Blackdown Tableland National Park | Southern Great Barrier Reef

Blackdown Tableland National Park

Matt Williams is a Brisbane based landscape photographer with an impressive portfolio. Below he shares his story of visiting Blackdown Tablelands, one of Queensland's most spectacular and popular natural features.

Located just 200km to the west of Rockhampton via the Capricorn Highway stands Blackdown Tableland National Park.

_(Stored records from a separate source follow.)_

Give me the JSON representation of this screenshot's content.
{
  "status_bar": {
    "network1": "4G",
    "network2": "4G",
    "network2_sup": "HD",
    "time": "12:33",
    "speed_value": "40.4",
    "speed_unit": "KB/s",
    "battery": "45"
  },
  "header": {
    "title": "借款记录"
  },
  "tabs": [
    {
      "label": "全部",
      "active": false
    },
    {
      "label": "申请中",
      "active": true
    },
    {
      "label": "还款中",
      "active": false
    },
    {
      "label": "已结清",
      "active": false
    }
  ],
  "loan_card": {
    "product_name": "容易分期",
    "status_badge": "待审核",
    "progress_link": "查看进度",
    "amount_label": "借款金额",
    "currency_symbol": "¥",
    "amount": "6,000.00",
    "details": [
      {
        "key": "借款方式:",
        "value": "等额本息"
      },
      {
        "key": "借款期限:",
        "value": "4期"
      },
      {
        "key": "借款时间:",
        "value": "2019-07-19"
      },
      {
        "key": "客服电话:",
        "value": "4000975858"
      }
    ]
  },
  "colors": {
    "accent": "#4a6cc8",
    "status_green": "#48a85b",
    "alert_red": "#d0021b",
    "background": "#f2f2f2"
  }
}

Now, I say 'stands', as the sandstone escarpment rises spectacularly from the surrounding plains.

A sealed road leads to the top of the tableland and the park information shelter, with the final 6km steep and twisting ascent making this journey unsuitable for large trailers and caravans.Past the information shelter, the roads become unsealed and incredibly slippery thanks to the infamous 'Blackdown Pea Gravel.' Well, that's what I called it. Think of red ball bearings and you get the picture pretty quickly.

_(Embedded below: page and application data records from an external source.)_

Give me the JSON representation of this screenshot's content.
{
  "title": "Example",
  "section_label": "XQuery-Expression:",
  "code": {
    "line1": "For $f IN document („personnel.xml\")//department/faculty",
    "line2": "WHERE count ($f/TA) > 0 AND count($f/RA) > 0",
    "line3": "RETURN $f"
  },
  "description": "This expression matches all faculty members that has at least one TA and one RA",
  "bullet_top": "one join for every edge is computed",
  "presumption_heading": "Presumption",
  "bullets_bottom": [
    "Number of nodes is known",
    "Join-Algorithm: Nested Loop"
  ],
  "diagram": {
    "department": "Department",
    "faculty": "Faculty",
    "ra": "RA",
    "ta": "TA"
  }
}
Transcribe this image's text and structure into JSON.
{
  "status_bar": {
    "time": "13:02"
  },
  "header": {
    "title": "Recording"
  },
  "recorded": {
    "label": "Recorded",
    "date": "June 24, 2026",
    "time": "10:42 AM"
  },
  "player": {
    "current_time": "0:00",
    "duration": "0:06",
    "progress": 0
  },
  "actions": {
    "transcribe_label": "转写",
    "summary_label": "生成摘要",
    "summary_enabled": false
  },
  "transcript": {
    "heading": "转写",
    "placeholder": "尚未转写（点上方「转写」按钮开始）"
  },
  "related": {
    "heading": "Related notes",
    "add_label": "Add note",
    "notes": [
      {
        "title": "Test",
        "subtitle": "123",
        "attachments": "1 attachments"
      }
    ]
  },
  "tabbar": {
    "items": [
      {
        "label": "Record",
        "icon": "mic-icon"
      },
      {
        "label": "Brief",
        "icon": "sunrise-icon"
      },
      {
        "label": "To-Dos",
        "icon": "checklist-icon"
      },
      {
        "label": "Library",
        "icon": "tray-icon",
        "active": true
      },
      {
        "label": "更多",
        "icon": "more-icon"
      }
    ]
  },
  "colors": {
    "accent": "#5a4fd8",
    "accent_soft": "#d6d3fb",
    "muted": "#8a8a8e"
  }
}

The hardest part about visiting Blackdown Tableland National Park, is working out what to do first.There really is a great number of activities to keep you occupied within the park. Due to the fact that I love my photography, and I don't mind getting up early either, a lot of my planning was based around sunrise and sunset, and the best places to be at either end of the day. This sometimes meant walking to or from lookouts in the dark, with only the beam of my head torch to light the way.

Without further ado, here are my top tips for your visit, and when best to tackle them:

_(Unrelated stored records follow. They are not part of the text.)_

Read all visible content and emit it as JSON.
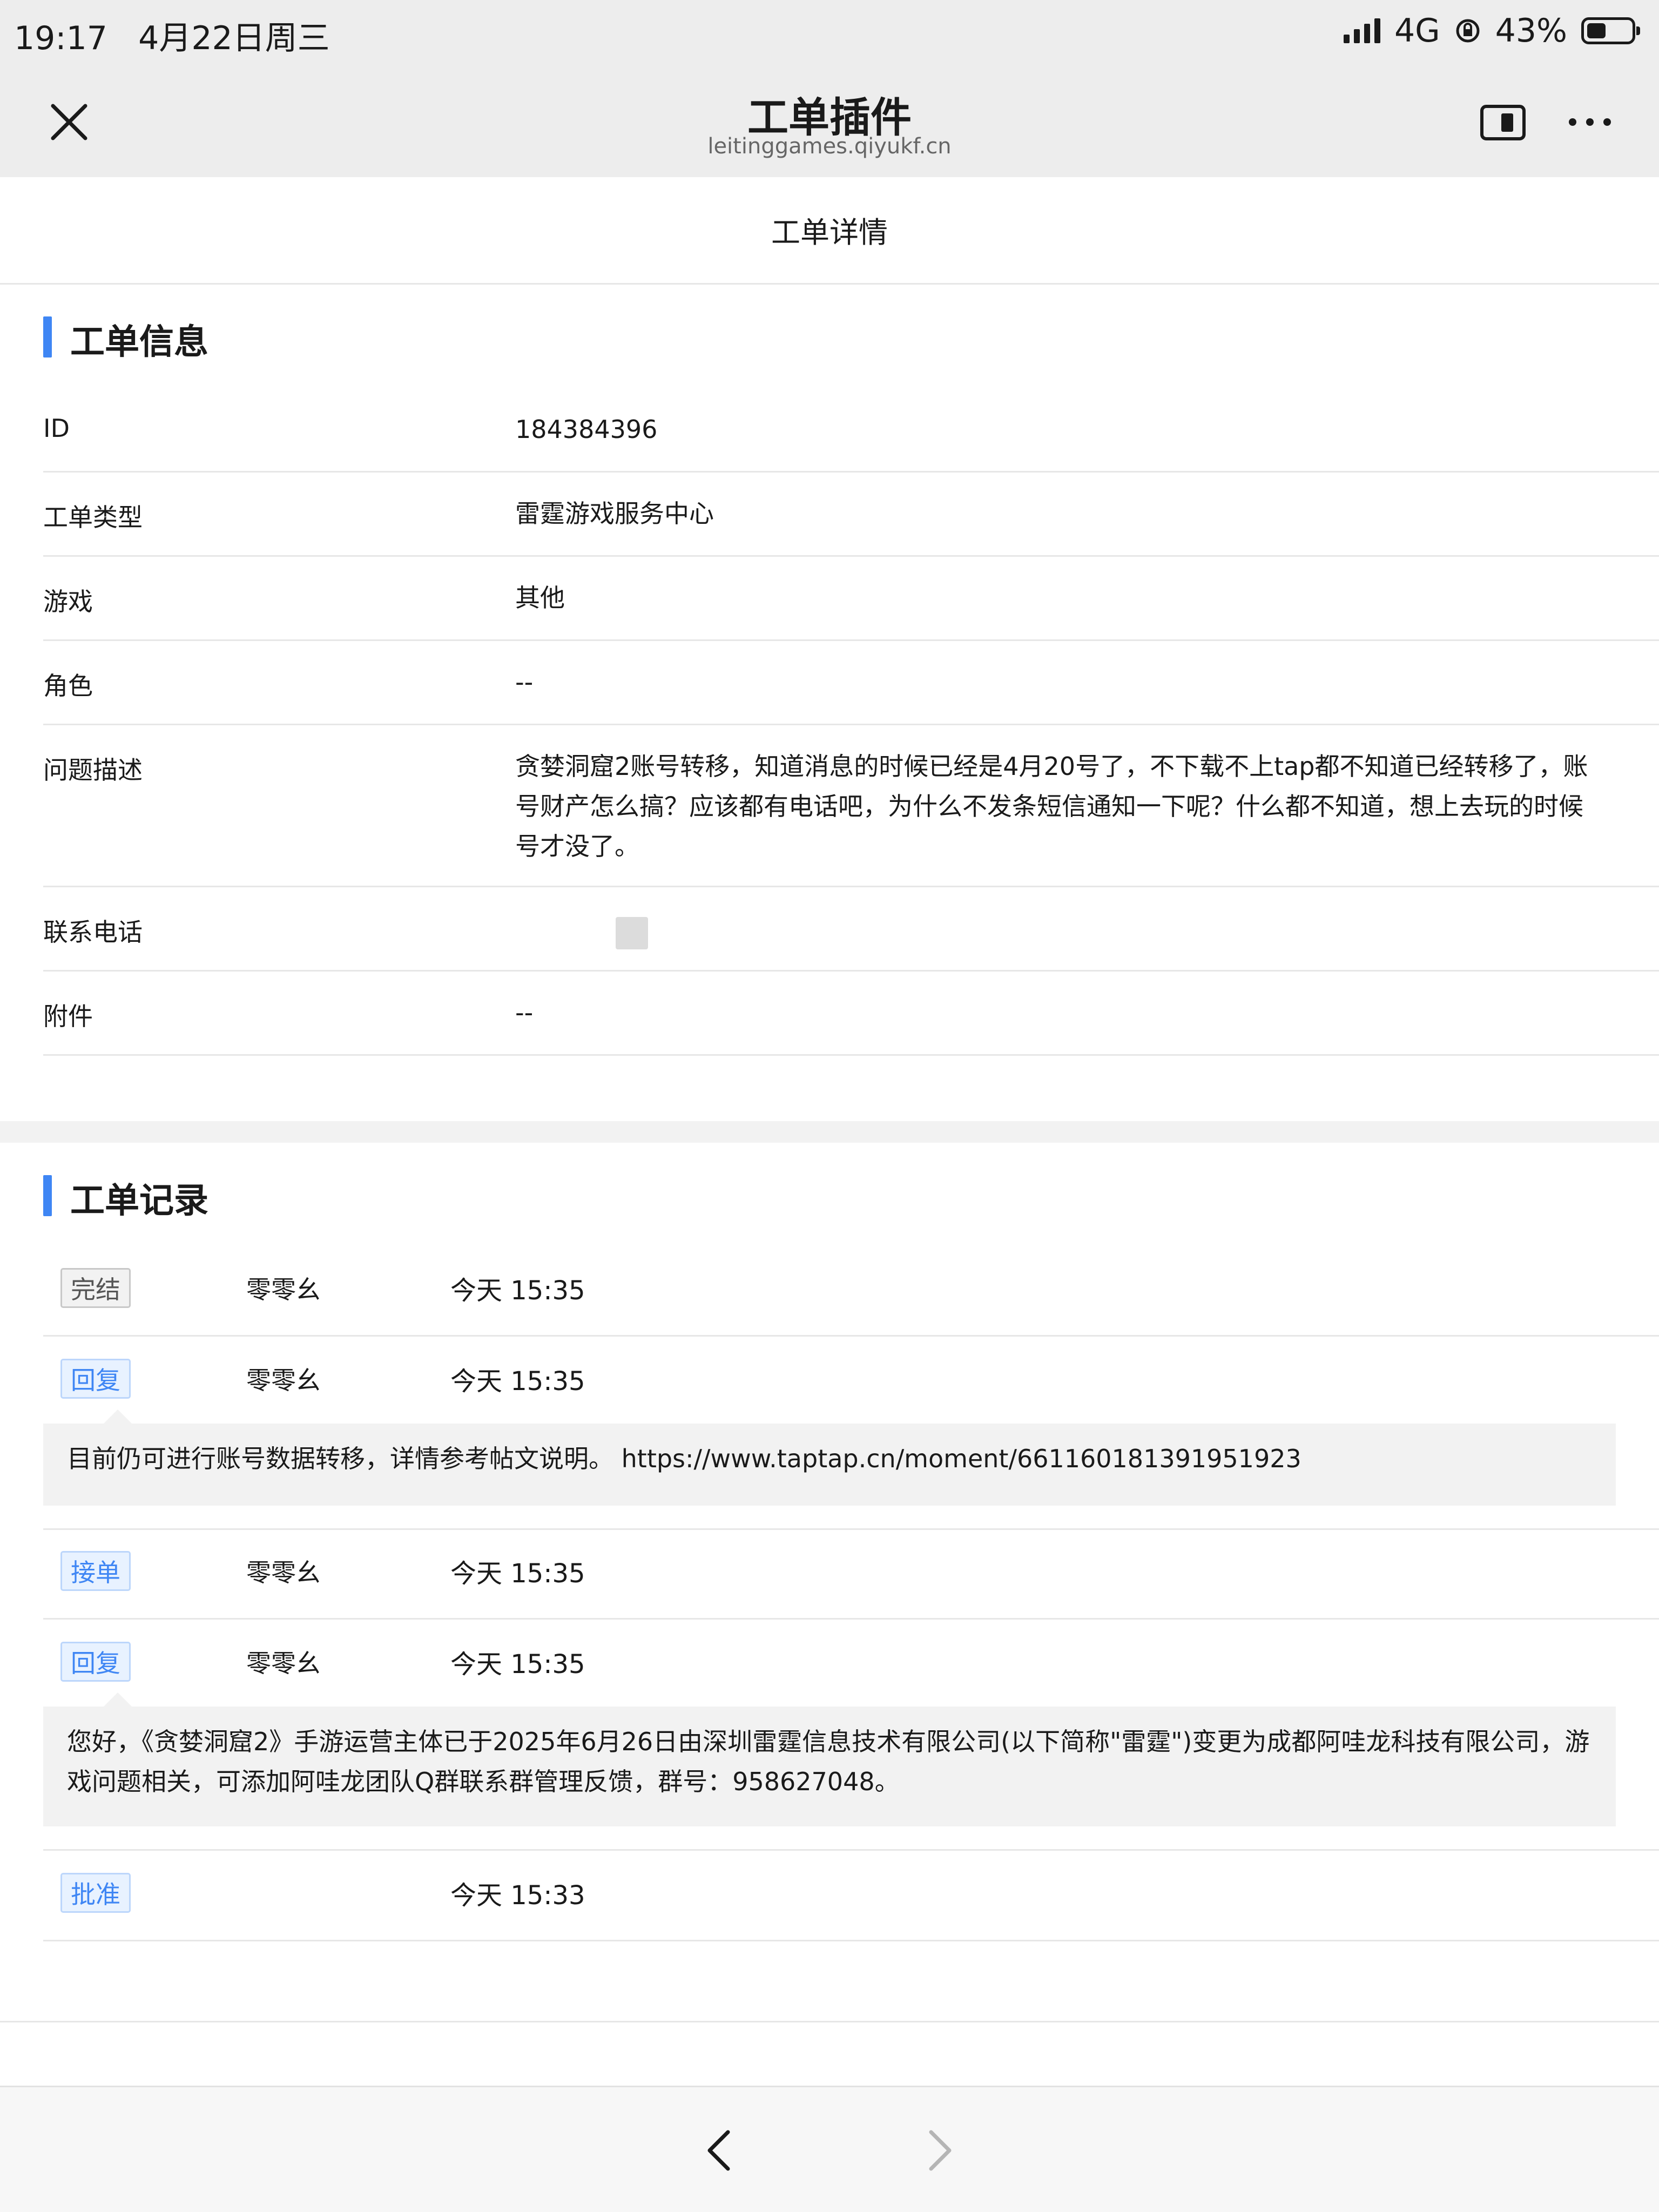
{
  "status_bar": {
    "time": "19:17",
    "date": "4月22日周三",
    "network": "4G",
    "battery": "43%",
    "battery_level": 0.43
  },
  "nav": {
    "title": "工单插件",
    "domain": "leitinggames.qiyukf.cn",
    "icons": [
      "close-icon",
      "floating-window-icon",
      "more-icon"
    ]
  },
  "page_title": "工单详情",
  "info": {
    "heading": "工单信息",
    "rows": [
      {
        "label": "ID",
        "value": "184384396"
      },
      {
        "label": "工单类型",
        "value": "雷霆游戏服务中心"
      },
      {
        "label": "游戏",
        "value": "其他"
      },
      {
        "label": "角色",
        "value": "--"
      },
      {
        "label": "问题描述",
        "value": "贪婪洞窟2账号转移，知道消息的时候已经是4月20号了，不下载不上tap都不知道已经转移了，账号财产怎么搞？应该都有电话吧，为什么不发条短信通知一下呢？什么都不知道，想上去玩的时候号才没了。"
      },
      {
        "label": "联系电话",
        "value": ""
      },
      {
        "label": "附件",
        "value": "--"
      }
    ]
  },
  "records": {
    "heading": "工单记录",
    "items": [
      {
        "tag": "完结",
        "user": "零零幺",
        "time": "今天 15:35"
      },
      {
        "tag": "回复",
        "user": "零零幺",
        "time": "今天 15:35",
        "content": "目前仍可进行账号数据转移，详情参考帖文说明。 https://www.taptap.cn/moment/661160181391951923"
      },
      {
        "tag": "接单",
        "user": "零零幺",
        "time": "今天 15:35"
      },
      {
        "tag": "回复",
        "user": "零零幺",
        "time": "今天 15:35",
        "content": "您好，《贪婪洞窟2》手游运营主体已于2025年6月26日由深圳雷霆信息技术有限公司(以下简称\"雷霆\")变更为成都阿哇龙科技有限公司，游戏问题相关，可添加阿哇龙团队Q群联系群管理反馈，群号：958627048。"
      },
      {
        "tag": "批准",
        "user": "",
        "time": "今天 15:33"
      }
    ]
  },
  "colors": {
    "accent": "#3f86f4",
    "tag_blue_bg": "#e8f2ff",
    "header_bg": "#ededed",
    "reply_bg": "#f2f2f2"
  }
}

Plan to stay a minimum of two nights.Longer if you can afford the time.This will allow you time to cross off all the big ticket items. Munall Campground provides you with individual campsites, each with their own fireplace. There are also two composting toilets for your convenience.

After setting up camp, and if you made the trek in a 4WD, head south from the campground and follow the signs to the 4WD Loop Track. In the dry, this track doesn't provide many challenges with only a couple of steep, rocky climbs. However, it would be totally different story in the wet. The track takes you to Mithu Boongulla, where you can stop and look out over the surrounding plains and sandstone outcrops. Keep an eye out for wedge-tail eagles following the thermals and updrafts along the escarpment.

For a great view at sunset, take the very short walk to the lookout at Yaddamen Dhina. There's also gas BBQ's and toilets at the day use area.

For those that don't mind that early start I mentioned earlier, set the alarm and charge your torch batteries for the pre-dawn walk to Mook Mook, where you can watch the sunrise and listen to the park come to life. The walk leaves from opposite the campground and crosses Mimosa Creek on the way to the edge of the tableland. If you did do the walk in the dark, you get to experience the beauty of the creek and numerous sandstone outcrops that line the track.

After a quick stop back at camp for breakfast to refuel your body, it's back in the 4WD for the 8km drive to the carpark at the start of the Gudda Gumoo Gorge and Lookout Tracks. The walk to the lookout is 3.6km return, and to the gorge and waterfall is 4km return. Only thing is, that extra 200m to the end of the gorge track is down 240 steps. Needless to say, you will be so happy you put in that extra effort of going down the stairs, and then going back up them, by what you find at the bottom. I'm not going to say too much here, you really have to go and see it for yourself!

No doubt, after all this effort your appetite will be bordering on ravenous, so it's back to camp for a spot of lunch and a relax. Kick back and watch the numerous birds flit through the trees. Currawongs, king parrots and kookaburras are the main varieties, with cockatoos and willy wagtails also adding to the mix.

Your final bush walk fo the day, Goon Goon Dhina, starts from the campground. This 2.5km circuit track winds its way along Mimosa Creek, past early settler ruins, interpretive signage and finally the Ghungalu Aboriginal Art Site. A massive sandstone wall and overhang have protected the artwork at the base of the rock.

So, there you have it. A couple of days well spent exploring this seriously impressive location.

Matt Williams was a guest of the Southern Great Barrier Reef

More to Read